§ What the task requires: Check every line of the listing below for "Snapshot", and report how many lines have it, as a number with nothing more.

Task data START

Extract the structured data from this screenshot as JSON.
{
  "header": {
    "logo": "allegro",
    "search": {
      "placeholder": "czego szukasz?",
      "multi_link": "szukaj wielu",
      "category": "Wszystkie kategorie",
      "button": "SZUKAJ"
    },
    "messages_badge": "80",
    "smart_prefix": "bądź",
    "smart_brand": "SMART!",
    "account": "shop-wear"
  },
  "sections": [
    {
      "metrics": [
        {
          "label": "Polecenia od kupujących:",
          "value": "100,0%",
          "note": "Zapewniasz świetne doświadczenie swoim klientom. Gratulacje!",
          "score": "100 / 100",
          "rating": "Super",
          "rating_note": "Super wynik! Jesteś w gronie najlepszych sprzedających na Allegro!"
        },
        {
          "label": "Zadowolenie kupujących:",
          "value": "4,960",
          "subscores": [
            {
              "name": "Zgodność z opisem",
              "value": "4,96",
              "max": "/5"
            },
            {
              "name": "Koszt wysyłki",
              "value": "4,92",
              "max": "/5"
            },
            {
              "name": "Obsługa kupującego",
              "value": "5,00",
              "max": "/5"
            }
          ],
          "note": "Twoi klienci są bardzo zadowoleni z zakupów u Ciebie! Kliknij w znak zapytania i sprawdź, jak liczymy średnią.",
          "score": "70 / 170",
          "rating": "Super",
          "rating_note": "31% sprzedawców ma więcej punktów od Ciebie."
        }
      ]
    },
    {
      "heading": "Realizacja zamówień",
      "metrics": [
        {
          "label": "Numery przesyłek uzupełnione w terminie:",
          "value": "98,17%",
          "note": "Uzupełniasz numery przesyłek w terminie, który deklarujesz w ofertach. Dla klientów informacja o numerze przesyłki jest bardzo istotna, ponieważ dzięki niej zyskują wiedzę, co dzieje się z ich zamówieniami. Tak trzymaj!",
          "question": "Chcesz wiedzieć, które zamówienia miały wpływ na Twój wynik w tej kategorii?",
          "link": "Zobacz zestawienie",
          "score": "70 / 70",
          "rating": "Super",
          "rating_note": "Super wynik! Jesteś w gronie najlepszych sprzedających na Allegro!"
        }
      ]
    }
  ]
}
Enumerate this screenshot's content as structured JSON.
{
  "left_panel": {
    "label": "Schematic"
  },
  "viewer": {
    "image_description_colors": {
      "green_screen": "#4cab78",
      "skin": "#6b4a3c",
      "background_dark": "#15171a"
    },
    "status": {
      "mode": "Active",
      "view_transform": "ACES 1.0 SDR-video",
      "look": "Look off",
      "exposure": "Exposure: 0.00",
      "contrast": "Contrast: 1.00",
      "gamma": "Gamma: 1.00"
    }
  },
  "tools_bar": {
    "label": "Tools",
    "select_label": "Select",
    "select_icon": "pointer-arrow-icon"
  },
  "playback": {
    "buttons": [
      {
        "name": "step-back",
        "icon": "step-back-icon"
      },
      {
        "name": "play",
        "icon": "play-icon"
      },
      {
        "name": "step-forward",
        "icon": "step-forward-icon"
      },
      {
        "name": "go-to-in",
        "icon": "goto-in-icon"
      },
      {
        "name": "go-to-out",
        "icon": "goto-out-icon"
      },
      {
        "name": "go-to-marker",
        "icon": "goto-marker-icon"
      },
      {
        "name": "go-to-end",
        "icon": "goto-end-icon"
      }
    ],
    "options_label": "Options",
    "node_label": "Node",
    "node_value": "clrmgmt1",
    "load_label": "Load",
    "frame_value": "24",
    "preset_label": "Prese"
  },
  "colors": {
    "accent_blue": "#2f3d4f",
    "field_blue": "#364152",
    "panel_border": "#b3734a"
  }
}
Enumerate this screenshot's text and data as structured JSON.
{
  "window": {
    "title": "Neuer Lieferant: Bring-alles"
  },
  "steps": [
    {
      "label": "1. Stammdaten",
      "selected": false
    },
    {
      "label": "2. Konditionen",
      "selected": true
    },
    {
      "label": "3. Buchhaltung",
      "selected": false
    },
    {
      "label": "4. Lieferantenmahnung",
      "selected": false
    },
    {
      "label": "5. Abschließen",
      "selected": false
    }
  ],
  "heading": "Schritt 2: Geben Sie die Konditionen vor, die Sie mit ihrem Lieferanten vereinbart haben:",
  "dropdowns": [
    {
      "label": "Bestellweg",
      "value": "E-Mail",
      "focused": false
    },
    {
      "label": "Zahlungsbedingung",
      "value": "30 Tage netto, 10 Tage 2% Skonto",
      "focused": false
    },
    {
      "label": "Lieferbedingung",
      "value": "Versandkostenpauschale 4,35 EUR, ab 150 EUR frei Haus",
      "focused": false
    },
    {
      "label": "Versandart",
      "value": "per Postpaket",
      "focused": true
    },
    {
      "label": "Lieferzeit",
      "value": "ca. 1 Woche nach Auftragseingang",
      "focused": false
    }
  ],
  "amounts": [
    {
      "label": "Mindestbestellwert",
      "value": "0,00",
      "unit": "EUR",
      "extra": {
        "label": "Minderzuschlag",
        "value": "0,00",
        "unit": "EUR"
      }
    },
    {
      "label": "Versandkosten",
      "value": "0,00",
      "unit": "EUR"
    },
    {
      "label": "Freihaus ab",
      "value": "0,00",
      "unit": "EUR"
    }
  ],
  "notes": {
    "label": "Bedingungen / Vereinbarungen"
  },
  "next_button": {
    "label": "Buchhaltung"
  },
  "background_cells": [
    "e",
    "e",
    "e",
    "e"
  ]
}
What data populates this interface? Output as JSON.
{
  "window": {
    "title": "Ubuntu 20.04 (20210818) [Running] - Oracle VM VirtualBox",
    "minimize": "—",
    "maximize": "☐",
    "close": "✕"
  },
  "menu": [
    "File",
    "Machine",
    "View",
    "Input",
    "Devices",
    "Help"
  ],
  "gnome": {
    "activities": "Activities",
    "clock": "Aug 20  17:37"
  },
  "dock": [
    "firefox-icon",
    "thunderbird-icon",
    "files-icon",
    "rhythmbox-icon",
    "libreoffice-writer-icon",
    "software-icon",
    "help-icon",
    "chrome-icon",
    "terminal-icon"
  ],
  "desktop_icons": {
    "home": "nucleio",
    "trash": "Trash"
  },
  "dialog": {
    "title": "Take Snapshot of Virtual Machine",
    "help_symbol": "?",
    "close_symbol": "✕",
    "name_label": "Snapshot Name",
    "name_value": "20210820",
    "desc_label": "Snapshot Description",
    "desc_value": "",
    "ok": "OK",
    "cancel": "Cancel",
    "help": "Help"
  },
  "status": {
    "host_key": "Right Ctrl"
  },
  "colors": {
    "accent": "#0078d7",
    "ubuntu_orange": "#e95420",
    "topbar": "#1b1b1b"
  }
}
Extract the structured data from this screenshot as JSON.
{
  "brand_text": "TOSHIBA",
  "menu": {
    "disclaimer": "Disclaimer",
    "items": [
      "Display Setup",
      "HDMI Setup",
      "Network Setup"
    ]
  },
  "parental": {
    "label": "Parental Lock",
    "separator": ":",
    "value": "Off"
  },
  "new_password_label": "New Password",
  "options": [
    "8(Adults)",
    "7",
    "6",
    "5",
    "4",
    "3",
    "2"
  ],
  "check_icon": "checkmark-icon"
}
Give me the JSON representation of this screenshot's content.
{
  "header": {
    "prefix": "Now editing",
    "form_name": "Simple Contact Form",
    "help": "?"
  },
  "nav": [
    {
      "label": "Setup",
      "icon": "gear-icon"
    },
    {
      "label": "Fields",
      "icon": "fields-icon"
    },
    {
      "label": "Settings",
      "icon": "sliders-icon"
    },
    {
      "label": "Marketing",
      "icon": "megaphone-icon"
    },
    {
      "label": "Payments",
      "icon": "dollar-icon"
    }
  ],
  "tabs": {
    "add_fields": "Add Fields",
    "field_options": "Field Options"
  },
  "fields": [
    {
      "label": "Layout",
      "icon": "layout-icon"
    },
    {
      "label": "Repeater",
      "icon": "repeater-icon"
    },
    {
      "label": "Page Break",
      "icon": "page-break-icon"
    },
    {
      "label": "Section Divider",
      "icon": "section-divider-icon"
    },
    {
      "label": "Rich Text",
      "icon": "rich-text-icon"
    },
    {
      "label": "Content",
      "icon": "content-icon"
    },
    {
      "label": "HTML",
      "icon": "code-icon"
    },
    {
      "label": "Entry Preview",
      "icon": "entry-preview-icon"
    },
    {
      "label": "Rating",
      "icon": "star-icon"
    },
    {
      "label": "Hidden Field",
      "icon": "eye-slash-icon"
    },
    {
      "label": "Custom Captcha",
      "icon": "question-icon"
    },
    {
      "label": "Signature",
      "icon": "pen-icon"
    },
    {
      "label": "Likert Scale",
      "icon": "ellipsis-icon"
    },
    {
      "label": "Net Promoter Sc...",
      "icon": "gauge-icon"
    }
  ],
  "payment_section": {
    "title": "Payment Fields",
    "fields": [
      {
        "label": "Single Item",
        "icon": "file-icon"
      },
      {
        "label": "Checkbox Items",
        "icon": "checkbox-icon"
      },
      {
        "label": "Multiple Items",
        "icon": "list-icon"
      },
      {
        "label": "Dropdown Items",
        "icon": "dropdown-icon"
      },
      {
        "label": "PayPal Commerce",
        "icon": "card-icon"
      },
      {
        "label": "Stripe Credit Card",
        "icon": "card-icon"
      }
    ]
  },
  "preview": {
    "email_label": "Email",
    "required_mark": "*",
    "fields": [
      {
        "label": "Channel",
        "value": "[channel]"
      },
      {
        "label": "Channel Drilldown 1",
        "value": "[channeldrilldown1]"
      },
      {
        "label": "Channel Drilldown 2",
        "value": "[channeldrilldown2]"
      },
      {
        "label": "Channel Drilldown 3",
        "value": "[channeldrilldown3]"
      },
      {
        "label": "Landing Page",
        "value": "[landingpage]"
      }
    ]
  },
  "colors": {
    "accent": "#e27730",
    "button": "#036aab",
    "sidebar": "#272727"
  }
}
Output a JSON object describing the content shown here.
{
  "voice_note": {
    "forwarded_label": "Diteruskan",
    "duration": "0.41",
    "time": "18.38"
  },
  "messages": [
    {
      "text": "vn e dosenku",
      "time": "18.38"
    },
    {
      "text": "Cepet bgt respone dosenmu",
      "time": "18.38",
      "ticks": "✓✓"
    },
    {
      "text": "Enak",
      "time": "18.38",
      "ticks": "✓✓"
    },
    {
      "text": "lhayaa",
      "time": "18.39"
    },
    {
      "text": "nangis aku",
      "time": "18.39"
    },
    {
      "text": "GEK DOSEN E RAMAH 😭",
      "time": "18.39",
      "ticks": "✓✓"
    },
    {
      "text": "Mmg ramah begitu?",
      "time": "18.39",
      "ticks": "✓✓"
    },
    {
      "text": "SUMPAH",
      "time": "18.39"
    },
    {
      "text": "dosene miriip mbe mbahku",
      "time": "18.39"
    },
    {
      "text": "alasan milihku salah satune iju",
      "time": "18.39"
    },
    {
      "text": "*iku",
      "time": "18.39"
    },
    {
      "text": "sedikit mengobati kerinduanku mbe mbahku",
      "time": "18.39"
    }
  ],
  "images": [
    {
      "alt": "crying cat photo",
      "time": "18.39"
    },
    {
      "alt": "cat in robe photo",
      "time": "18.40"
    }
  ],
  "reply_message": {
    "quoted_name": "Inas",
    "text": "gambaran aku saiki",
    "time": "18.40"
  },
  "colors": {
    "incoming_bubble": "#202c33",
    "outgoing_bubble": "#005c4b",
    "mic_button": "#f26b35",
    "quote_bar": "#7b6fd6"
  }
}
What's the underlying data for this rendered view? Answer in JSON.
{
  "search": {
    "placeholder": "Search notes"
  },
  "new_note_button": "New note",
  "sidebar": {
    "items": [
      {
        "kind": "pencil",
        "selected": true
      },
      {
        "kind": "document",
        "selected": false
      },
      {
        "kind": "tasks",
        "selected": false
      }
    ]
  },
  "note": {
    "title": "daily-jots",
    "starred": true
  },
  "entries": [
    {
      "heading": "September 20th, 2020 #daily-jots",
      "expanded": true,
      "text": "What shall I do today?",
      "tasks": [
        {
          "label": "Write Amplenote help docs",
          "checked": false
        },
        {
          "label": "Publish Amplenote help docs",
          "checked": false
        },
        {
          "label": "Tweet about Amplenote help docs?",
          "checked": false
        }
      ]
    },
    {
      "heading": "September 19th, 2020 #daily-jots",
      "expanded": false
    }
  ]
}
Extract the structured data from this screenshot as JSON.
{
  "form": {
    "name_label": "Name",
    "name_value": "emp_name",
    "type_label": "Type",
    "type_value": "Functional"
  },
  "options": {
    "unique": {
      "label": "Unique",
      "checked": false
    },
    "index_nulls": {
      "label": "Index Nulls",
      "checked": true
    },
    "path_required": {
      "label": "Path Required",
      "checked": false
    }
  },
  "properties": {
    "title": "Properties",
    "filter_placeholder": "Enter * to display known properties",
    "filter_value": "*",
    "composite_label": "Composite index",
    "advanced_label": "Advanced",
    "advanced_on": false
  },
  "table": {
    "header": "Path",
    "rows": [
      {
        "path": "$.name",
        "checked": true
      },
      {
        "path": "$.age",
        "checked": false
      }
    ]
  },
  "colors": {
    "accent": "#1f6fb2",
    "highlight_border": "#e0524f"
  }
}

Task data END

§ Response: 3